In this unique miracle, found in Mark 8:22-30, Jesus heals the blind man in two steps. This dual approach reveals the truth about spiritual blindness: it is both pervasive and utterly unable to be healed by human effort. As Pastor Mark teaches, once we “see” our addiction to self-sufficiency, we then cry for greater clarity. Like he did with the blind man, Jesus touches us a second time, bringing salvation and complete restoration. He asks Peter, “Who do you say that I am?” Through Peter’s confession, “You are the Christ,” Jesus declares His sufficiency to clear our vision and meet our every need.
“Now to you who believe, this Stone is precious.” Everyone has a cornerstone; something they try to build their life around and on. But unless this foundational stone is Christ,
the building of our lives becomes misaligned and unsteady. Pastor Mark unpacks the architectural symbolism of I Peter 2: 4-9, revealing the reality and reason for the preciousness of Christ, our perfect Cornerstone.
“Jesus sighed deeply,” Mark 8:12 records, because He felt intensely frustrated with the unbelief of the Pharisees, Herodians, and even His own disciples. Like us, they were listening to the wrong messages, predisposed to a works’ righteousness, and determined to complete an external checklist to make them right with God. Like us, they also focused on the mundane, not remembering God’s adequate power.
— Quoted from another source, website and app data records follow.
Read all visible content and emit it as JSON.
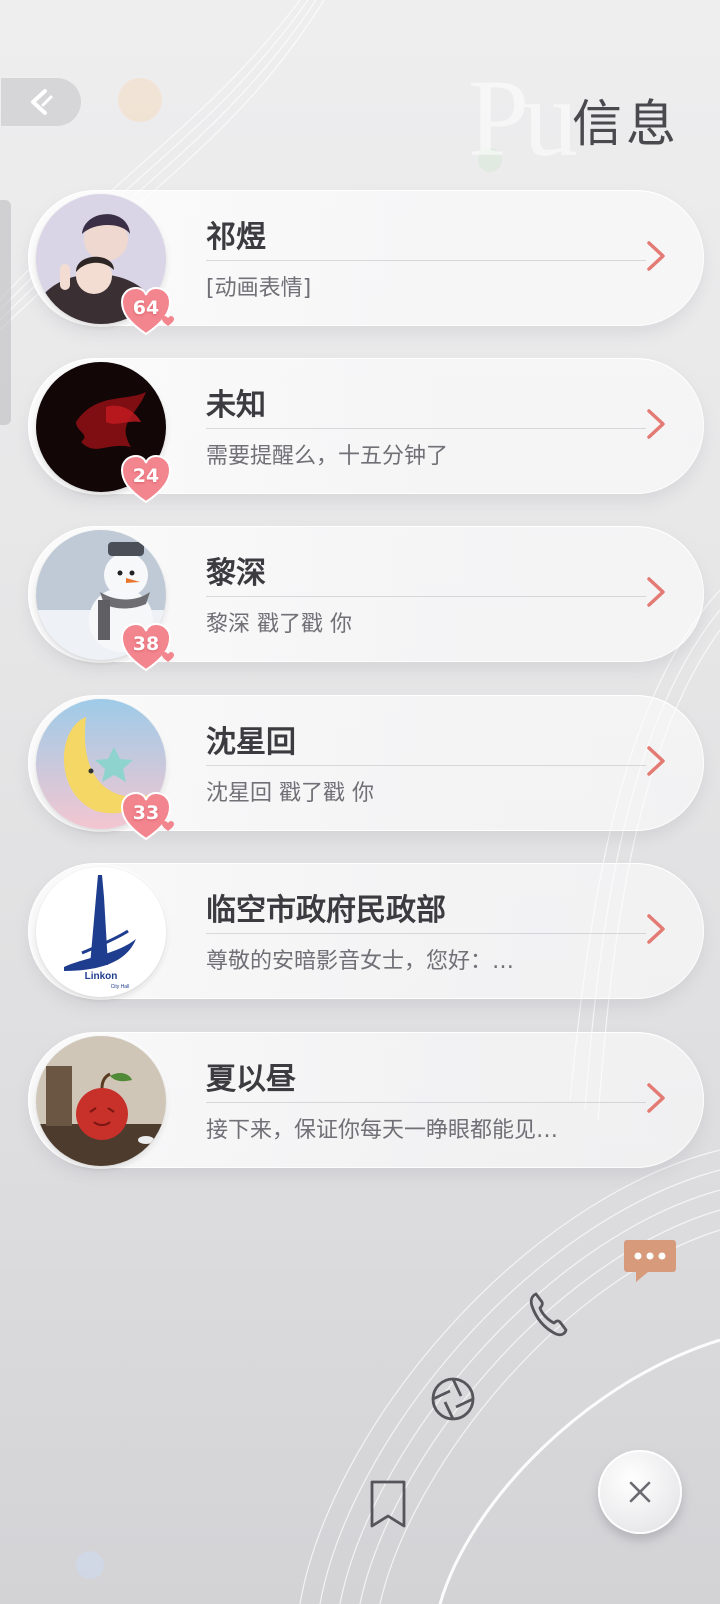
{
  "header": {
    "title": "信息",
    "back_icon": "back-arrow-icon"
  },
  "chats": [
    {
      "name": "祁煜",
      "preview": "[动画表情]",
      "affinity": "64"
    },
    {
      "name": "未知",
      "preview": "需要提醒么，十五分钟了",
      "affinity": "24"
    },
    {
      "name": "黎深",
      "preview": "黎深 戳了戳 你",
      "affinity": "38"
    },
    {
      "name": "沈星回",
      "preview": "沈星回 戳了戳 你",
      "affinity": "33"
    },
    {
      "name": "临空市政府民政部",
      "preview": "尊敬的安暗影音女士，您好：…",
      "affinity": ""
    },
    {
      "name": "夏以昼",
      "preview": "接下来，保证你每天一睁眼都能见…",
      "affinity": ""
    }
  ],
  "avatar_logo_text": {
    "line1": "Linkon",
    "line2": "City Hall"
  },
  "fab_menu": {
    "items": [
      "chat-bubble-icon",
      "phone-icon",
      "moments-icon",
      "bookmark-icon"
    ],
    "active_color": "#d79a7a"
  },
  "colors": {
    "chevron": "#e37b74",
    "heart": "#f2858e",
    "title": "#4a4a4e"
  }
}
But Pastor Mark suggests (from Mark 8:11-21) that Jesus longs for us to turn from our troubled focus and turn to Him in childlike faith and dependence. God desires that we cast our daily cares and momentary worries on Christ. Ultimately, He desires to bless His children who cast themselves on Jesus. Why? Because He deeply cares for us. (1 Peter 5:7).
- Cleansing for our Inadequacy -
“They worship me in vain. Their teachings are but rules taught by men.” The Pharisees had taken the Old Testament cleanliness rules and distorted them into a means of making themselves presentable and acceptable to God. They refused to see their own heart’s motivation, choosing instead to focus on outward moral behavior to heal the infection of their inadequacy. In Mark 7:1-23, Pastor Mark connects the Pharisees’ obsession with cleanliness to our own inner drive for acceptance and adequacy. This misguided striving for moral rightness illuminates a faulty theology of sin, self and God’s priorities. Christ rebukes this perspective, declaring His personal acceptance, adequacy and cleansing as the only means of healing the infection of our inadequacy.